### Data extracts
· · · · · · ·

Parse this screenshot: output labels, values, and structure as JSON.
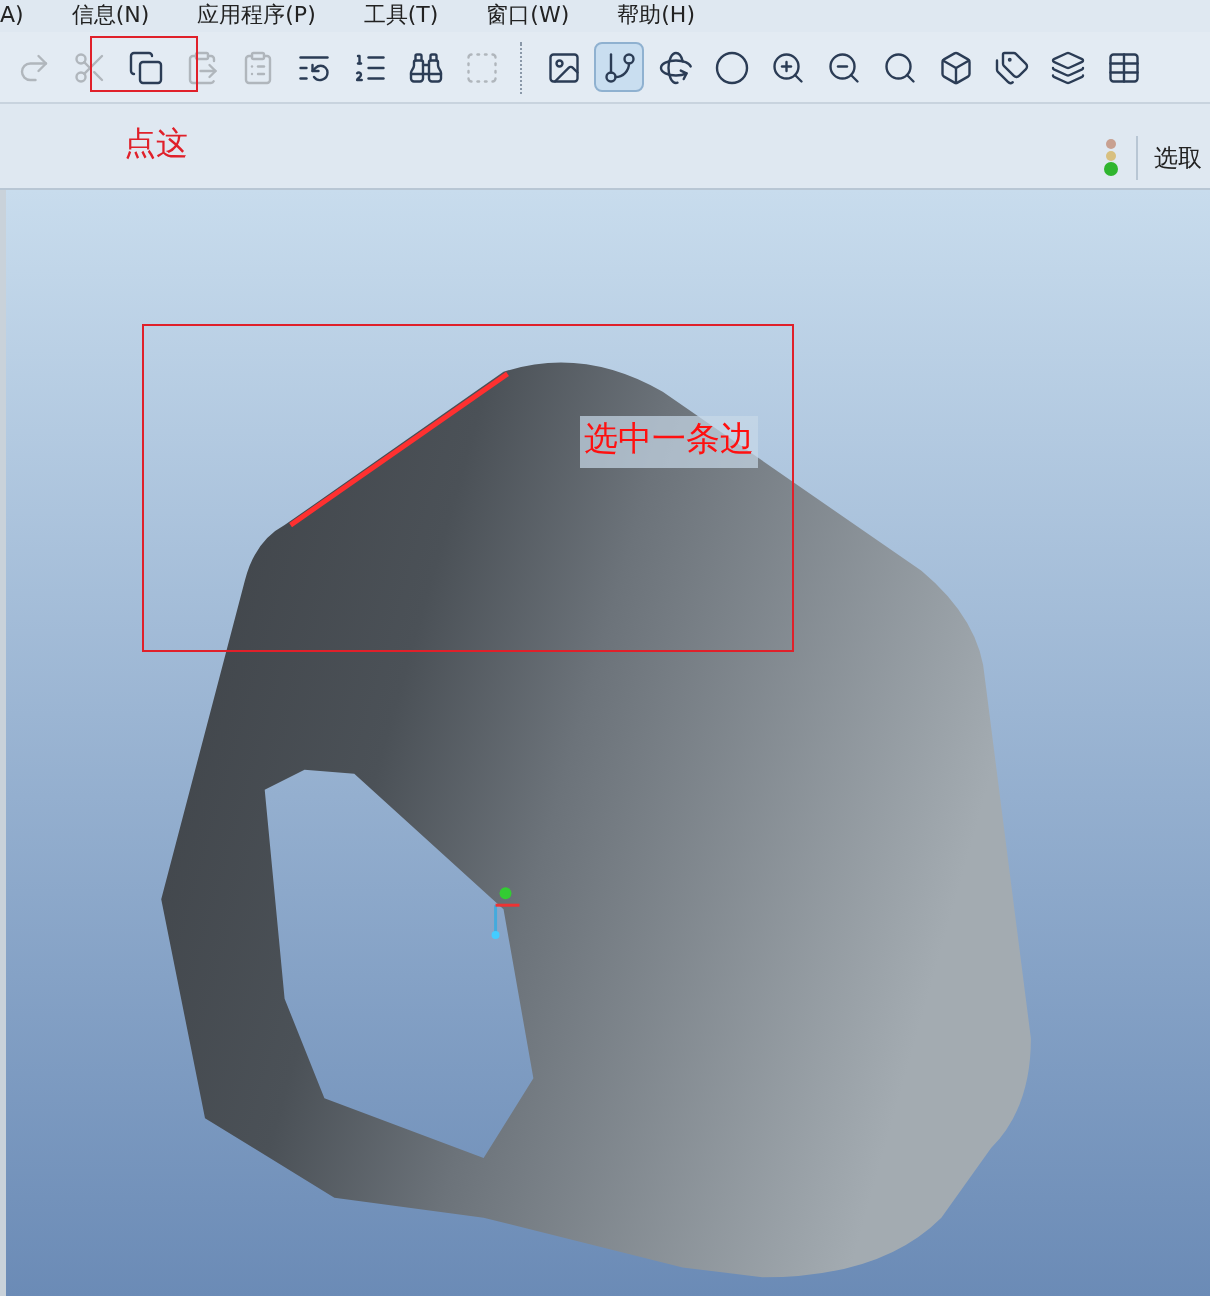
{
  "menu_bar": [
    "A)",
    "信息(N)",
    "应用程序(P)",
    "工具(T)",
    "窗口(W)",
    "帮助(H)"
  ],
  "toolbar_buttons": [
    {
      "disabled": true,
      "selected": false
    },
    {
      "disabled": true,
      "selected": false
    },
    {
      "disabled": false,
      "selected": false
    },
    {
      "disabled": true,
      "selected": false
    },
    {
      "disabled": true,
      "selected": false
    },
    {
      "disabled": false,
      "selected": false
    },
    {
      "disabled": false,
      "selected": false
    },
    {
      "disabled": false,
      "selected": false
    },
    {
      "disabled": true,
      "selected": false
    },
    {
      "disabled": false,
      "selected": false
    },
    {
      "disabled": false,
      "selected": true
    },
    {
      "disabled": false,
      "selected": false
    },
    {
      "disabled": false,
      "selected": false
    },
    {
      "disabled": false,
      "selected": false
    },
    {
      "disabled": false,
      "selected": false
    },
    {
      "disabled": false,
      "selected": false
    },
    {
      "disabled": false,
      "selected": false
    },
    {
      "disabled": false,
      "selected": false
    },
    {
      "disabled": false,
      "selected": false
    },
    {
      "disabled": false,
      "selected": false
    }
  ],
  "annotations": {
    "toolbar_note": "点这",
    "viewport_note": "选中一条边"
  },
  "status": {
    "filter_label": "选取"
  }
}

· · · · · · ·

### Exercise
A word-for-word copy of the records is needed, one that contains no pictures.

### Exercise output
Parse this screenshot: output labels, values, and structure as JSON.
{
  "menu_bar": [
    "A)",
    "信息(N)",
    "应用程序(P)",
    "工具(T)",
    "窗口(W)",
    "帮助(H)"
  ],
  "toolbar_buttons": [
    {
      "disabled": true,
      "selected": false
    },
    {
      "disabled": true,
      "selected": false
    },
    {
      "disabled": false,
      "selected": false
    },
    {
      "disabled": true,
      "selected": false
    },
    {
      "disabled": true,
      "selected": false
    },
    {
      "disabled": false,
      "selected": false
    },
    {
      "disabled": false,
      "selected": false
    },
    {
      "disabled": false,
      "selected": false
    },
    {
      "disabled": true,
      "selected": false
    },
    {
      "disabled": false,
      "selected": false
    },
    {
      "disabled": false,
      "selected": true
    },
    {
      "disabled": false,
      "selected": false
    },
    {
      "disabled": false,
      "selected": false
    },
    {
      "disabled": false,
      "selected": false
    },
    {
      "disabled": false,
      "selected": false
    },
    {
      "disabled": false,
      "selected": false
    },
    {
      "disabled": false,
      "selected": false
    },
    {
      "disabled": false,
      "selected": false
    },
    {
      "disabled": false,
      "selected": false
    },
    {
      "disabled": false,
      "selected": false
    }
  ],
  "annotations": {
    "toolbar_note": "点这",
    "viewport_note": "选中一条边"
  },
  "status": {
    "filter_label": "选取"
  }
}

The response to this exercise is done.